As the seasons change here on Cape Ann, we’re bidding farewell to the last of our summer guests. And while the weather was generally cool and crisp these past couple of weeks…we had plenty of heated (yet friendly) debate to keep us warm. All thanks to some of my more controversial musings in the Daily Dispatch of course. In particular, my recommendations for how to quit smoking (as I shared in the Dispatch Physicians Behaving Badly).
Unfortunately, smoking has been so demonized, it’s impossible to support it in any way without getting someone incensed…despite the science. And every time I turn around, there’s yet another chapter in the ongoing debate.
For instance, on August 24, the U.S. Court of Appeals struck down a new law that requires tobacco companies to add graphic health warnings to their packaging. And while you can bet the fight between the FDA and Big Tobacco will continue (all the way to the Supreme Court), and at our expense as taxpayers, for now, it appears you’ll just have to wait to enjoy those images of rotting teeth, diseased lungs, and a man exhaling smoke through a hole in his throat.
Such images have already been added to cigarette packs throughout much of the European Union. And a recent ruling in Australia has gone even further. There, tobacco companies have been required to actually remove their trade logos and branding from boxes besides being made to add these jarring images.
Fortunately, so far here in the U.S., courts have upheld the First Amendment right of free speech. “This case raises novel questions about the scope of the government’s authority to force the manufacturer of a product to go beyond making purely factual and accurate commercial disclosures and undermine its own economic interest—in this case, by making ‘every single pack of cigarettes in the country mini billboard’ for the government’s anti-smoking message,” wrote Judge Janice Rogers Brown.
Of course, what wasn’t addressed is whether or not these graphic images even represent reasonable depictions of the health effects of smoking. The facts that the government does not seem to want you to know:
- 9 out of 10 smokers never get lung cancer; while 1 out of 100 non-smokers do get lung cancer
- Smokers who smoke less than half-a-pack per day have the same health profile as non-smokers on average—and are better able to maintain healthier body weight
- Cigar and pipe smokers are actually healthier overall than non-smokers (although they do have higher rates of oral cancer)
- The evidence for the effects of “passive smoking” used to justify government anti-tobacco campaigns has long been controversial
All facts the government continues to ignore.
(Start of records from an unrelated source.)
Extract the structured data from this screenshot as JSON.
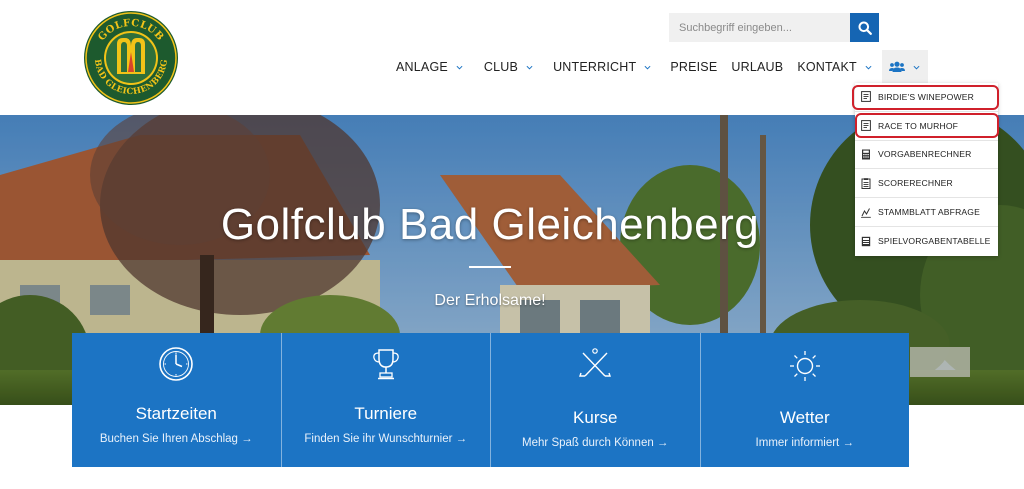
{
  "logo": {
    "top_text": "GOLFCLUB",
    "bottom_text": "BAD GLEICHENBERG"
  },
  "search": {
    "placeholder": "Suchbegriff eingeben...",
    "icon": "search-icon"
  },
  "nav": {
    "items": [
      {
        "label": "ANLAGE",
        "has_dropdown": true
      },
      {
        "label": "CLUB",
        "has_dropdown": true
      },
      {
        "label": "UNTERRICHT",
        "has_dropdown": true
      },
      {
        "label": "PREISE",
        "has_dropdown": false
      },
      {
        "label": "URLAUB",
        "has_dropdown": false
      },
      {
        "label": "KONTAKT",
        "has_dropdown": true
      }
    ],
    "members_icon": "users-icon"
  },
  "hero": {
    "title": "Golfclub Bad Gleichenberg",
    "subtitle": "Der Erholsame!"
  },
  "features": [
    {
      "icon": "clock-icon",
      "title": "Startzeiten",
      "link": "Buchen Sie Ihren Abschlag →"
    },
    {
      "icon": "trophy-icon",
      "title": "Turniere",
      "link": "Finden Sie ihr Wunschturnier →"
    },
    {
      "icon": "golf-clubs-icon",
      "title": "Kurse",
      "link": "Mehr Spaß durch Können →"
    },
    {
      "icon": "sun-icon",
      "title": "Wetter",
      "link": "Immer informiert →"
    }
  ],
  "members_menu": {
    "items": [
      {
        "label": "BIRDIE'S WINEPOWER",
        "icon": "document-icon",
        "highlighted": true
      },
      {
        "label": "RACE TO MURHOF",
        "icon": "document-icon",
        "highlighted": true
      },
      {
        "label": "VORGABENRECHNER",
        "icon": "calculator-icon",
        "highlighted": false
      },
      {
        "label": "SCORERECHNER",
        "icon": "scorecard-icon",
        "highlighted": false
      },
      {
        "label": "STAMMBLATT ABFRAGE",
        "icon": "chart-icon",
        "highlighted": false
      },
      {
        "label": "SPIELVORGABENTABELLE",
        "icon": "table-icon",
        "highlighted": false
      }
    ]
  },
  "colors": {
    "brand_blue": "#1c74c4",
    "search_blue": "#1565b3",
    "highlight_red": "#d0202b",
    "logo_green": "#1d5a2e",
    "logo_yellow": "#f2c318"
  }
}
What ever happened to their supposed emphasis on science-based public health policy?
And on top of all this, Judge Brown said FDA “has not provided a shred of evidence” showing that the graphic labels would reduce smoking. Of course, I’m not surprised. It’s just like the demonization of salt and fat.
Then again, since when has the government needed evidence to launch expensive public health “education” campaigns? Beyond First Amendment protection of “free speech,” the truth does not seem to get Fifth Amendment protection of “due process” in the court of public opinion when it comes to many government health prosecutions.
As for my views on smoking, again, I must simply stand behind the actual science. From research I helped conduct in 1987. Which showed that “light” smokers (less than half a pack per day) generally suffer no harmful health consequences. And recent evidence from the National Cancer Institute in their Monograph # 9 that one or two cigars per day have no health consequences on average.
So if you’re struggling to quit, consider just cutting back to just half-a-pack per day or less, or try just one or two after a meal. Which is certainly much less of a mountain to climb than quitting altogether. And probably just as beneficial.
Albanes, D.A., Jones D.Y., Micozzi, M.S. Mattson, M.E. (1987) Association between smoking and body weight in the U.S. population: Analysis of NHANES II. American Journal of Public Health 77: 439-444.